[SUPPLIED DATA — start]
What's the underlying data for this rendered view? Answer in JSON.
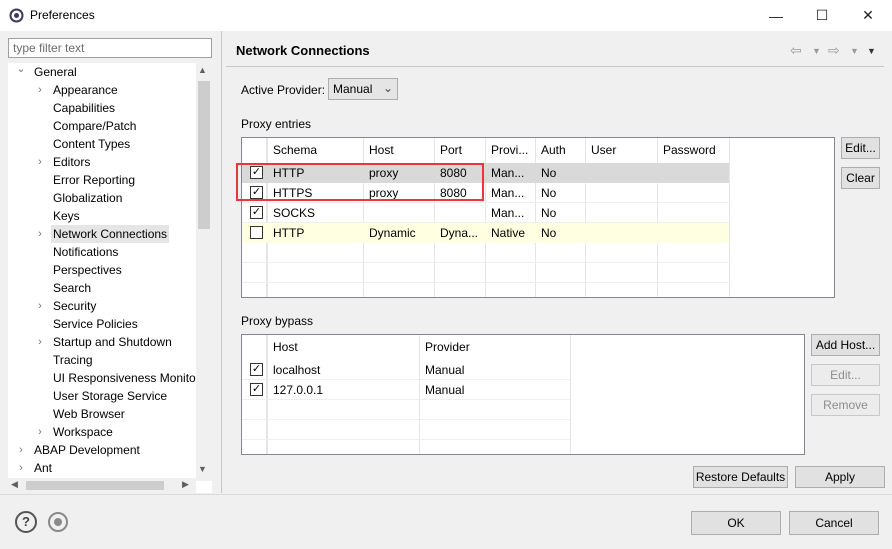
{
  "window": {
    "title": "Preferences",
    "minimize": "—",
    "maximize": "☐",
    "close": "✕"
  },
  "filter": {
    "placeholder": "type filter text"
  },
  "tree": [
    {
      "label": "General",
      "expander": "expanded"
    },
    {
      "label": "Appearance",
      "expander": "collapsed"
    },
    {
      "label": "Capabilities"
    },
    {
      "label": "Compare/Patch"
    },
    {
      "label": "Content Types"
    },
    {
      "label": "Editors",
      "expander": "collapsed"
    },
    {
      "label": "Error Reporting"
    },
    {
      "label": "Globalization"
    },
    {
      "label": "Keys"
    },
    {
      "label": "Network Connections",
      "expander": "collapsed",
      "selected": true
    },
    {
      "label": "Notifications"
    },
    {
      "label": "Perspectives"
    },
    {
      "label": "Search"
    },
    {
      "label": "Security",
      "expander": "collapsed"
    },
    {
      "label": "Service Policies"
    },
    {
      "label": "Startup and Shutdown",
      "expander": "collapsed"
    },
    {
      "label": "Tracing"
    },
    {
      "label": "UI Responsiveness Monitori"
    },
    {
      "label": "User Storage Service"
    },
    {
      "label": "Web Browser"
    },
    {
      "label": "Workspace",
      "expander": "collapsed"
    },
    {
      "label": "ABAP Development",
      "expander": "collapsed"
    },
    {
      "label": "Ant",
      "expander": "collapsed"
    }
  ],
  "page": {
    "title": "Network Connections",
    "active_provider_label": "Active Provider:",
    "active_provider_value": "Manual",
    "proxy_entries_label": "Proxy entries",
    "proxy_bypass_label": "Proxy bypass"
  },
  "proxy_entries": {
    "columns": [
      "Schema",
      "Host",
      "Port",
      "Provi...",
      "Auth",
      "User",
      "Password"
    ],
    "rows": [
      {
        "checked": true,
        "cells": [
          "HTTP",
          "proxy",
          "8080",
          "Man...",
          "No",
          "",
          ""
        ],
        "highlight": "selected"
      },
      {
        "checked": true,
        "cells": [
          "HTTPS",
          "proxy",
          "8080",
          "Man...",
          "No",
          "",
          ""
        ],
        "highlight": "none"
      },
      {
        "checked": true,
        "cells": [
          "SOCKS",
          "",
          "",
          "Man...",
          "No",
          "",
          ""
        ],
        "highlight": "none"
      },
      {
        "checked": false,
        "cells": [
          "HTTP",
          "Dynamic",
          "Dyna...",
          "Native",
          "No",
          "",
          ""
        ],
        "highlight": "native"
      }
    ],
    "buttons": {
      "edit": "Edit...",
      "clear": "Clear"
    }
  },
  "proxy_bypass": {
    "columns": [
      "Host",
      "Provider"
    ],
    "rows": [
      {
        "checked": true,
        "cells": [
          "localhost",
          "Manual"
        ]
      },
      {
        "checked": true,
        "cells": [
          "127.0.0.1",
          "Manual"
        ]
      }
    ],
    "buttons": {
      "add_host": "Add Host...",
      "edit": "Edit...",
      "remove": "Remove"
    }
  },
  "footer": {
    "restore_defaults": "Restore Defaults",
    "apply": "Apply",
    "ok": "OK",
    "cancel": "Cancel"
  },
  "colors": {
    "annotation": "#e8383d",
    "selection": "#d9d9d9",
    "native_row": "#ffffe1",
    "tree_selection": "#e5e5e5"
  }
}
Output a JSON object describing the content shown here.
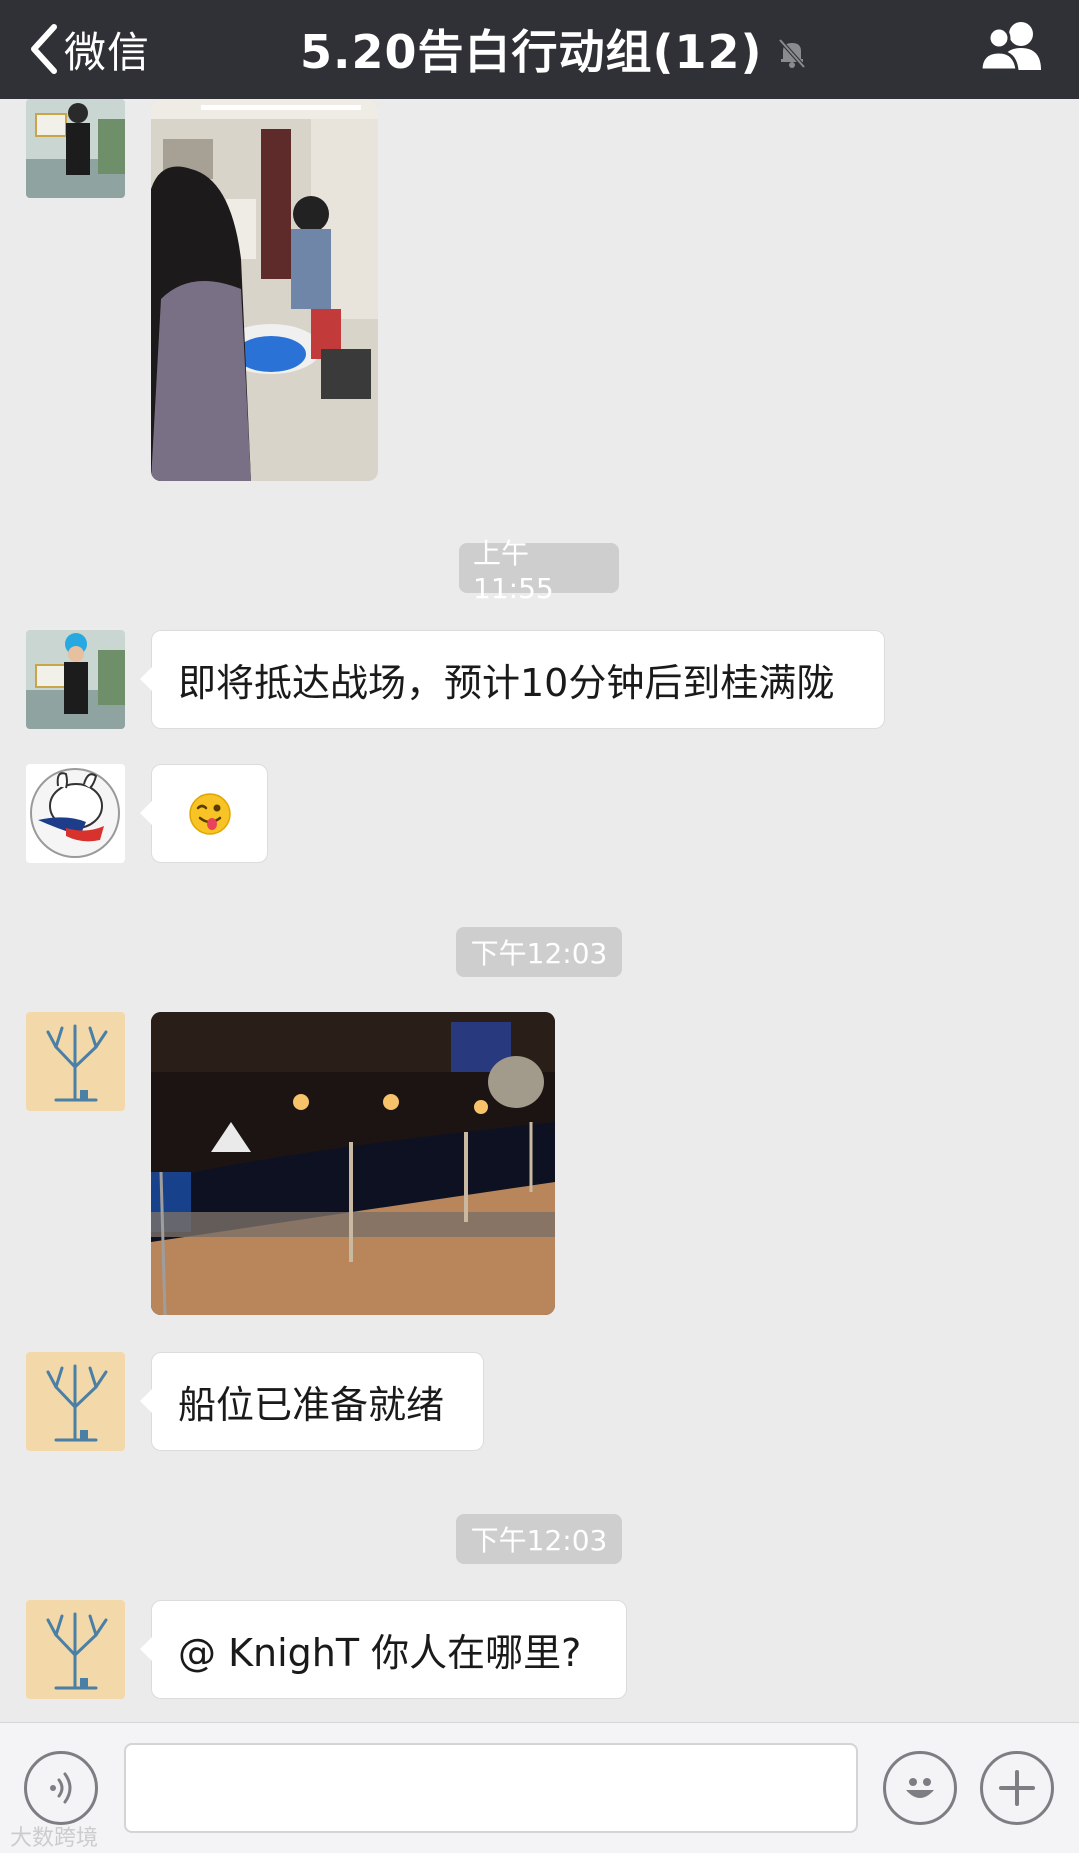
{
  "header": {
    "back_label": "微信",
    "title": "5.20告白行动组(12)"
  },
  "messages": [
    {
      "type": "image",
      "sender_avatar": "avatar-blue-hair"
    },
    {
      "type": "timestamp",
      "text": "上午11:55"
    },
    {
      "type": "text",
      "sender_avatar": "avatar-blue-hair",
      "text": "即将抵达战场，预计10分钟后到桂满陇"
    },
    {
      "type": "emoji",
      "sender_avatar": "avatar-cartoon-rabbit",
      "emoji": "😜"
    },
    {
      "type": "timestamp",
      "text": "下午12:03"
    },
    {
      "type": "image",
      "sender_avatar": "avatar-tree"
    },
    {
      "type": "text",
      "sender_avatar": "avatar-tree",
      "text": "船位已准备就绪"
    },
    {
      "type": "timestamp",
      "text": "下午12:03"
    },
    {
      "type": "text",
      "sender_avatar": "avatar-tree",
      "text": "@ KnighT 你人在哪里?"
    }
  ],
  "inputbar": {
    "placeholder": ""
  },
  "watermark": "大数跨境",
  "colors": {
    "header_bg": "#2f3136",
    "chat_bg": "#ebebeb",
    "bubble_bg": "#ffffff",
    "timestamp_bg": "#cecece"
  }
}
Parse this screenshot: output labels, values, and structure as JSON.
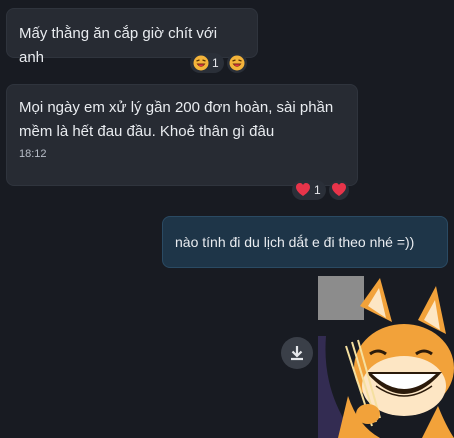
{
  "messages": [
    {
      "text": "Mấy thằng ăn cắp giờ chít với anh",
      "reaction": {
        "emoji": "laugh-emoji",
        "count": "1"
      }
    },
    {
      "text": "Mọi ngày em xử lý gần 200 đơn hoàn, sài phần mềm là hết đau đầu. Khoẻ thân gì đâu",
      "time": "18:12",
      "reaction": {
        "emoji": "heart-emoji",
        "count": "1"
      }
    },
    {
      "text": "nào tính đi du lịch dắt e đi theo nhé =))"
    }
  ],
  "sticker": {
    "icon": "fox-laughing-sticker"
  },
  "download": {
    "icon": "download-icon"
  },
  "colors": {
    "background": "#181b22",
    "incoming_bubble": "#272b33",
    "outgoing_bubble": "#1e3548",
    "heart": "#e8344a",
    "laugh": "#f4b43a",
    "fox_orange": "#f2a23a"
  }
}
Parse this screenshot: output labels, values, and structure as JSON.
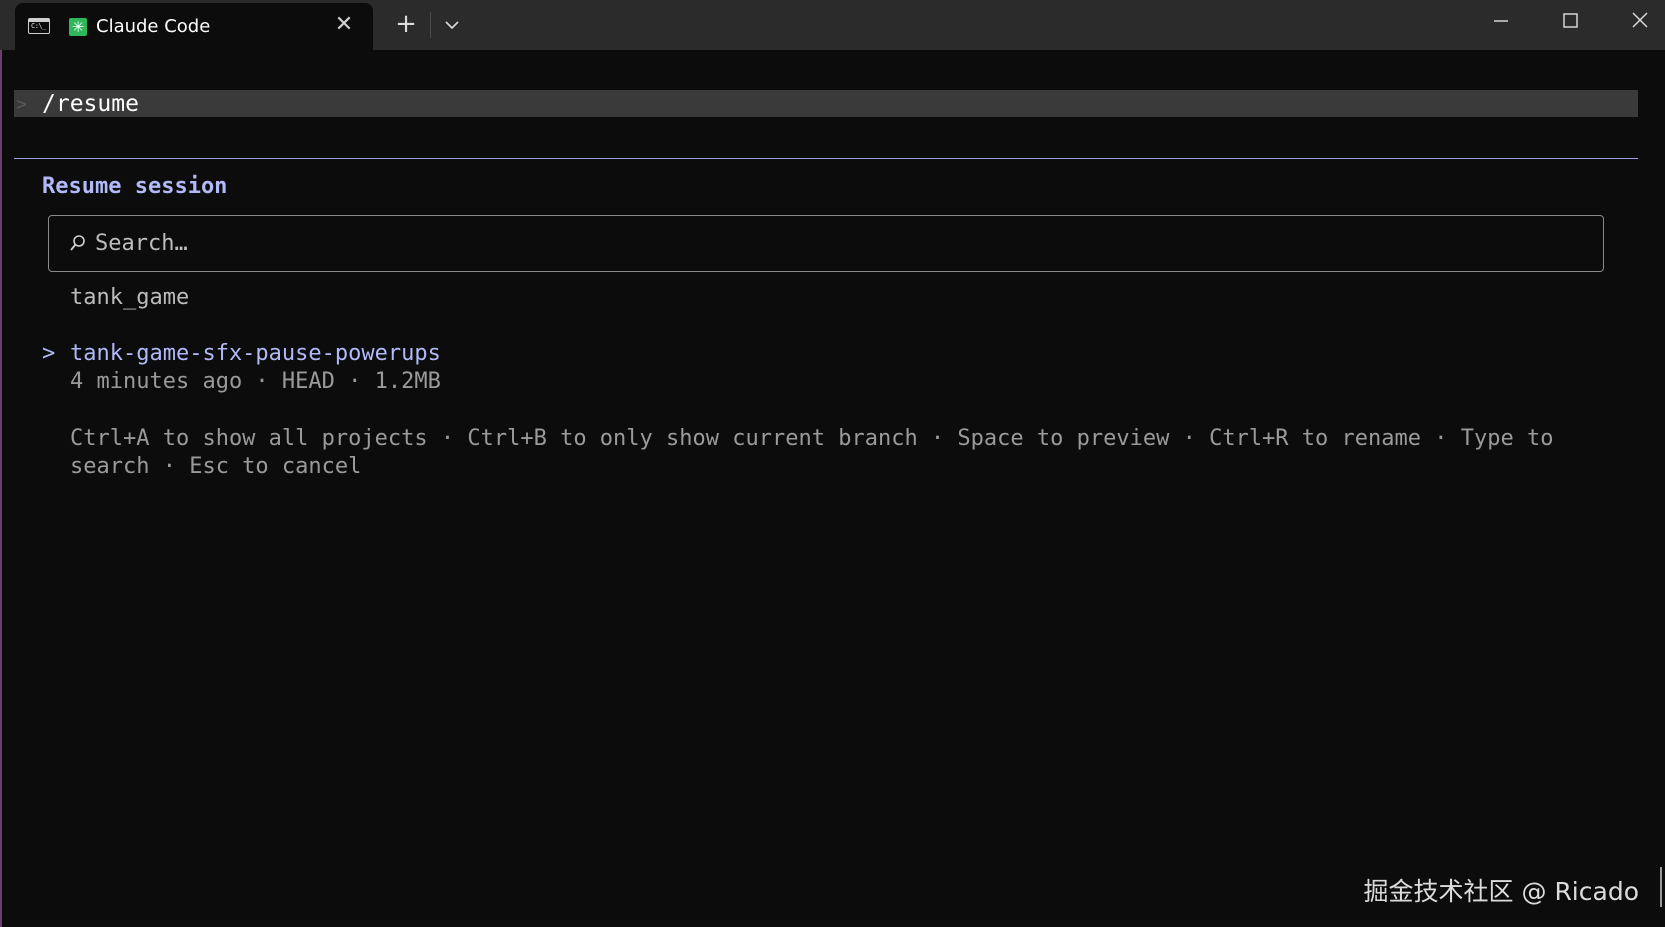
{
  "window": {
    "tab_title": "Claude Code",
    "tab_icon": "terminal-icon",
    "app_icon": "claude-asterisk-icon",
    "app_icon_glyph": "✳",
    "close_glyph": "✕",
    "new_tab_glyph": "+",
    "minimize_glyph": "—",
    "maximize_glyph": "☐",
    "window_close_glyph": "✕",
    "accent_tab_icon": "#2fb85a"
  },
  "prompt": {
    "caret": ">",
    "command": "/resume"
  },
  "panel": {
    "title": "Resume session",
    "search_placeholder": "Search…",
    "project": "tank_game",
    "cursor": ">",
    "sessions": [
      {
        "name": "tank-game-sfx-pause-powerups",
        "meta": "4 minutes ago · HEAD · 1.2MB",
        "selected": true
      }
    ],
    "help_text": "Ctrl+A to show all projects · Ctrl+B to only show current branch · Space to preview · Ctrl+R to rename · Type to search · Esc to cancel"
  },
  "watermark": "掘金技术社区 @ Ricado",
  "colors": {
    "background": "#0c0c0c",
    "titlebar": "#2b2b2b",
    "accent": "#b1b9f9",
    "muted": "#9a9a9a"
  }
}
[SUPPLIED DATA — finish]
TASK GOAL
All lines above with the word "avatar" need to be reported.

EXERCISE RESULT
      "sender_avatar": "avatar-blue-hair"
      "sender_avatar": "avatar-blue-hair",
      "sender_avatar": "avatar-cartoon-rabbit",
      "sender_avatar": "avatar-tree"
      "sender_avatar": "avatar-tree",
      "sender_avatar": "avatar-tree",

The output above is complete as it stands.